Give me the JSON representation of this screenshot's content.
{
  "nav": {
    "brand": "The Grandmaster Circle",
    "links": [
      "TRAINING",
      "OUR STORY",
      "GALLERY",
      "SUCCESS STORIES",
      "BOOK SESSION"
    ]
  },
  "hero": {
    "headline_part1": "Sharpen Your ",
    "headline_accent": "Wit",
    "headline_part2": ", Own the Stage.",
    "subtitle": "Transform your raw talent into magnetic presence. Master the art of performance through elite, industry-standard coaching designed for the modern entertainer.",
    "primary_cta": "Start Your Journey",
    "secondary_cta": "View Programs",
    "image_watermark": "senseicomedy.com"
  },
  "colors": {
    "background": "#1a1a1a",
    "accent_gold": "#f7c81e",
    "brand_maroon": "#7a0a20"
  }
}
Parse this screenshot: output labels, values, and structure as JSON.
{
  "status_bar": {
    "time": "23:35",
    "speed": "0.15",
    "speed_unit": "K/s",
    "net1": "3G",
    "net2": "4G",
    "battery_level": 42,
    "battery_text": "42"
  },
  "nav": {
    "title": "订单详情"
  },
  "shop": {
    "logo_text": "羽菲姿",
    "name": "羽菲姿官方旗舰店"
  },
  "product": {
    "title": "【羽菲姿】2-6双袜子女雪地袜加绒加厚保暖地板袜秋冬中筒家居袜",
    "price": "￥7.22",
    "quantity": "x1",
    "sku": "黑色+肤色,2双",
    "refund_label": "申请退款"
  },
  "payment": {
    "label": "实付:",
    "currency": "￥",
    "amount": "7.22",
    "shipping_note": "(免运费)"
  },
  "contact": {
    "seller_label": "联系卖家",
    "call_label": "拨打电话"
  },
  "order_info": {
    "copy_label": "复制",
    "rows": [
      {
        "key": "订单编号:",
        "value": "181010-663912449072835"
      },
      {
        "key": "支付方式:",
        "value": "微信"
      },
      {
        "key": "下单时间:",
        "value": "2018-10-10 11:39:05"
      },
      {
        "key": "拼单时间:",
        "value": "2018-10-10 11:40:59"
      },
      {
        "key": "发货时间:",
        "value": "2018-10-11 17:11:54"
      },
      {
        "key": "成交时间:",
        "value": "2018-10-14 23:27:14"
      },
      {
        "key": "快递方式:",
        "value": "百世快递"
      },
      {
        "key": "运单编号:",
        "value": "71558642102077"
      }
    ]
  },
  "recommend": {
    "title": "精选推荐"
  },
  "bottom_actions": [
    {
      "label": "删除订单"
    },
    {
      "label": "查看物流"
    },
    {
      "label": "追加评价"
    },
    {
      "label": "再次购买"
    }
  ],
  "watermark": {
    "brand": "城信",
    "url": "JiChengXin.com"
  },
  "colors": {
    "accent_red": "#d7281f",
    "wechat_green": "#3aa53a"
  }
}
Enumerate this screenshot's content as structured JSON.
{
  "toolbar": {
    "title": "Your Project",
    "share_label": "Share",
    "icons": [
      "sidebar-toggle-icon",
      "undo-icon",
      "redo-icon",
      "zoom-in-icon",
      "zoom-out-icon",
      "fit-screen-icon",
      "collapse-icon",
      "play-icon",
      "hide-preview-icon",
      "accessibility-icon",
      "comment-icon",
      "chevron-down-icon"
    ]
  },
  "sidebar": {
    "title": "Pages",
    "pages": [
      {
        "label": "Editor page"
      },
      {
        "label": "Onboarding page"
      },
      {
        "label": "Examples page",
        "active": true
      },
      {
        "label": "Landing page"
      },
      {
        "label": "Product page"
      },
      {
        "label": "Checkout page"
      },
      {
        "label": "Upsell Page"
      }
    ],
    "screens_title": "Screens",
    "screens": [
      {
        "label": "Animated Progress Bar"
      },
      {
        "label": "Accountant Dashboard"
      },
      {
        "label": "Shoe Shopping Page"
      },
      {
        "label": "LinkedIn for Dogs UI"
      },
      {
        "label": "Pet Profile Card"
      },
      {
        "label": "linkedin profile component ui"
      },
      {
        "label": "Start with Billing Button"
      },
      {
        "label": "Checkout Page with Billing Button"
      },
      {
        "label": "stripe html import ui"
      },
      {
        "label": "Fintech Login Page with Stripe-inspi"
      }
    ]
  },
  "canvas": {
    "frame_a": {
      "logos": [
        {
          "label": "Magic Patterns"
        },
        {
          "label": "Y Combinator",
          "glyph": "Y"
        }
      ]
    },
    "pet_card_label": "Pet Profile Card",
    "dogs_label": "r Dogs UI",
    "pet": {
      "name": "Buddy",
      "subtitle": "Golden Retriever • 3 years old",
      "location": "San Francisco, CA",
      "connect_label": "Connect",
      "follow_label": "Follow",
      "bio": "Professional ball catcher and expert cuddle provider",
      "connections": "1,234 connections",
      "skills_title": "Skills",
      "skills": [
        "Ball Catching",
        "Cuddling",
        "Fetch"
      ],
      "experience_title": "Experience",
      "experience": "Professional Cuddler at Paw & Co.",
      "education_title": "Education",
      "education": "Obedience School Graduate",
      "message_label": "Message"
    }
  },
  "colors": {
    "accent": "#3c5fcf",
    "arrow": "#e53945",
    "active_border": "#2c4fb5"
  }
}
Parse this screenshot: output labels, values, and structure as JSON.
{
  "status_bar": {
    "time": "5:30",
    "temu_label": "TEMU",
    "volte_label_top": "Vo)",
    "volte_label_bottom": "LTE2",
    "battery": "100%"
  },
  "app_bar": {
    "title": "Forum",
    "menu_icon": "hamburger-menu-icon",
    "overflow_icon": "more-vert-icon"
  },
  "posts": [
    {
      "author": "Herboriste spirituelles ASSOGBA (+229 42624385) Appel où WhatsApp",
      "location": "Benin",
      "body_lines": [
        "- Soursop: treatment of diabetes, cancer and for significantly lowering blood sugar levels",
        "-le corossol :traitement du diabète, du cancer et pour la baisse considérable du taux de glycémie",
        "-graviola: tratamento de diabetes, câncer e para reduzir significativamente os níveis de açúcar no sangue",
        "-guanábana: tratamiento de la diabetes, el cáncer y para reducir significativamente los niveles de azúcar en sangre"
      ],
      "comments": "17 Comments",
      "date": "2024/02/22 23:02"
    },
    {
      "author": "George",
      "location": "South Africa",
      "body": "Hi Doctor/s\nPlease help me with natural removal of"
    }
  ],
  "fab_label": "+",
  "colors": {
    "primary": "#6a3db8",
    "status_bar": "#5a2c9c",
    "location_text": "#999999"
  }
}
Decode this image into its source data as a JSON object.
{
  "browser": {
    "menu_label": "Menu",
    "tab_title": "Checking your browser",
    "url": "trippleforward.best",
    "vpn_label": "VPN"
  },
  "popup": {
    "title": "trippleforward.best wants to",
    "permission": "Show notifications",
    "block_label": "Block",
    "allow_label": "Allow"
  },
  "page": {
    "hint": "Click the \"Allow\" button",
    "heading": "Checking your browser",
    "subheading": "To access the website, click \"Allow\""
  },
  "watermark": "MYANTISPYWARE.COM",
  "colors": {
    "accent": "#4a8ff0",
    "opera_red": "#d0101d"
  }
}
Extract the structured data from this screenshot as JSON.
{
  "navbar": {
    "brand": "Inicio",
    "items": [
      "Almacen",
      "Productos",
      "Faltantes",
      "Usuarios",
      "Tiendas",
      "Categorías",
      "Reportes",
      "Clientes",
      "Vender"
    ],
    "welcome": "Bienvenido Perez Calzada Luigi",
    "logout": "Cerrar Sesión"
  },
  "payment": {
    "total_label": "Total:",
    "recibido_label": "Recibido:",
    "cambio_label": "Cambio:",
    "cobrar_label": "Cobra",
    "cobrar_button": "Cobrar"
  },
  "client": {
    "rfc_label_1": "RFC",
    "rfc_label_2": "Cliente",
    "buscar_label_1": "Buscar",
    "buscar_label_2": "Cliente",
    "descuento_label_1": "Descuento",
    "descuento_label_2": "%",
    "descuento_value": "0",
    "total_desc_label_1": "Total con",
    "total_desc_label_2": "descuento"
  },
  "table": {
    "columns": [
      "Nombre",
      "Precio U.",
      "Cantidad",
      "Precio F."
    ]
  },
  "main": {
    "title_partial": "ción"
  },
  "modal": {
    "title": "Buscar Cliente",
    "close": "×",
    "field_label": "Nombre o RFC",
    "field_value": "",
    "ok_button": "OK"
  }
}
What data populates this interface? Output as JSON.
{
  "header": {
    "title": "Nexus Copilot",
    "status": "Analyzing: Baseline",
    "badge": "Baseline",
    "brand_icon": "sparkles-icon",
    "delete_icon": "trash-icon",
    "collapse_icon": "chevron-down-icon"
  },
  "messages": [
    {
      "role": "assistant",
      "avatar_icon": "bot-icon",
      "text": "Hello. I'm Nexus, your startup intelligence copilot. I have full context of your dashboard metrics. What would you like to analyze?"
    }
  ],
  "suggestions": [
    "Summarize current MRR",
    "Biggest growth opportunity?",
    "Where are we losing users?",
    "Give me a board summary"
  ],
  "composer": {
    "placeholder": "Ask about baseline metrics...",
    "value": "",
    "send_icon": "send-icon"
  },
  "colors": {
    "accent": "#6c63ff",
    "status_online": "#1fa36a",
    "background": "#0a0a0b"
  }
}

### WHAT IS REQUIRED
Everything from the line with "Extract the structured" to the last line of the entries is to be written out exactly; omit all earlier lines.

### ANSWER TO THE EXERCISE
Extract the structured data from this screenshot as JSON.
{
  "navbar": {
    "brand": "Inicio",
    "items": [
      "Almacen",
      "Productos",
      "Faltantes",
      "Usuarios",
      "Tiendas",
      "Categorías",
      "Reportes",
      "Clientes",
      "Vender"
    ],
    "welcome": "Bienvenido Perez Calzada Luigi",
    "logout": "Cerrar Sesión"
  },
  "payment": {
    "total_label": "Total:",
    "recibido_label": "Recibido:",
    "cambio_label": "Cambio:",
    "cobrar_label": "Cobra",
    "cobrar_button": "Cobrar"
  },
  "client": {
    "rfc_label_1": "RFC",
    "rfc_label_2": "Cliente",
    "buscar_label_1": "Buscar",
    "buscar_label_2": "Cliente",
    "descuento_label_1": "Descuento",
    "descuento_label_2": "%",
    "descuento_value": "0",
    "total_desc_label_1": "Total con",
    "total_desc_label_2": "descuento"
  },
  "table": {
    "columns": [
      "Nombre",
      "Precio U.",
      "Cantidad",
      "Precio F."
    ]
  },
  "main": {
    "title_partial": "ción"
  },
  "modal": {
    "title": "Buscar Cliente",
    "close": "×",
    "field_label": "Nombre o RFC",
    "field_value": "",
    "ok_button": "OK"
  }
}
What data populates this interface? Output as JSON.
{
  "header": {
    "title": "Nexus Copilot",
    "status": "Analyzing: Baseline",
    "badge": "Baseline",
    "brand_icon": "sparkles-icon",
    "delete_icon": "trash-icon",
    "collapse_icon": "chevron-down-icon"
  },
  "messages": [
    {
      "role": "assistant",
      "avatar_icon": "bot-icon",
      "text": "Hello. I'm Nexus, your startup intelligence copilot. I have full context of your dashboard metrics. What would you like to analyze?"
    }
  ],
  "suggestions": [
    "Summarize current MRR",
    "Biggest growth opportunity?",
    "Where are we losing users?",
    "Give me a board summary"
  ],
  "composer": {
    "placeholder": "Ask about baseline metrics...",
    "value": "",
    "send_icon": "send-icon"
  },
  "colors": {
    "accent": "#6c63ff",
    "status_online": "#1fa36a",
    "background": "#0a0a0b"
  }
}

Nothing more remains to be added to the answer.